North Texas Writing Center Association Spring 2011 Conference
Granbury, Texas, April 15, 2011
Our group of three from Collin College’s Central Park Campus in McKinney, TX, arrived at the Langdon Center around noon on April 15. The weather was overcast, slightly cool, and very windy — and the skies from Fort Worth all the way south to Granbury remained clouded with smoke from distant Texas wildfires.
The meeting began with registration, lunch and welcome of members, a review of minutes from the previous meeting, and a business session. Approximately thirty people were present, with representatives from a variety of campuses such as Texas Woman’s University, Texas Christian University, Tarleton State University, The University of Texas at Arlington, Dallas County Community College District, and Collin College.
The official conference began at 1:00 and consisted of a series of speakers, each followed by questions and discussion.
Amy Sentementes, winner of the 2011 Mary Nell Kivikko Excellence in Scholarship Award and a TCU student, spoke first. Drawing from her experience as a political science major, Sentementes used the Federalist Papers #11 to explain James Madison’s concept of “plurality,” in which a variety of approaches and philosophies may be combined in an effective government. She applied this theory to Writing Centers, arguing that the centers should adopt the philosophy of a diverse republic through Madisonian pluralism by encouraging writing tutors to employ a variety of pedagogical approaches. Sentementes outlined various theories of tutoring styles and compared them to broader political and economic structures. She suggested that individual tutors and students with unique needs would benefit most from a flexible, multi-faceted approach, depending on the needs of the student and the personal strengths and judgment of the tutor.
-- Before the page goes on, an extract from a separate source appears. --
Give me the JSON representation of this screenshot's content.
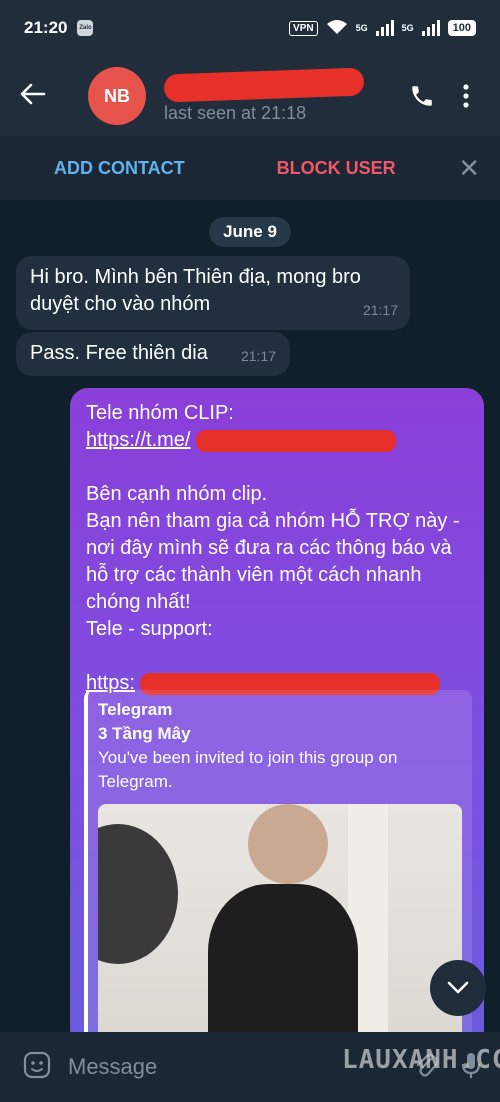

After a brief break, Mike Fraley of TSU accepted the Outstanding Tutor Award, and three speakers gave brief presentations.
First, Rebecca Allen of TCU discussed her experiences as an online writing tutor and argued that tutors need to make sure students who submit work online receive the same individual attention and personalized support given during in-person consultations.
Second, Mike Fraley of TSU spoke about creating a positive, encouraging environment in the Writing Center to attract students who may otherwise be put off by negative and authoritative signage that used to dominate the TSU Writing Center space. He outlined the positive changes he helped bring to the TSU Writing Center, and presented statistical data analyses showing that changes in attitude and atmosphere were an important factor in the dramatic increase of student use of the Writing Center.
Finally, Skye Solmonson of the University of Texas at Arlington spoke about physical space in Writing Centers. She explained the benefits of having a separate “break room” in which off-duty tutors can share best practices and advice. Solomonson also discussed the positive aspects of UTA’s semi-partitioned workspaces in which students seem to feel a greater sense of privacy and thus a willingness to communicate more openly about writing challenges with the tutors. Several audience members raised the idea that both open, public workspaces and semi-private workspaces can facilitate positive tutoring outcomes, depending on the personalities and expectations of individual students.
Each of these presentations involved a question-and-answer session and brief discussion with the audience afterward.
The meeting adjourned at around 3:30 p.m.
*Thanks to TexasTravelGal.com for the great CC-licensed photo!
For the official program, see the Conferences page.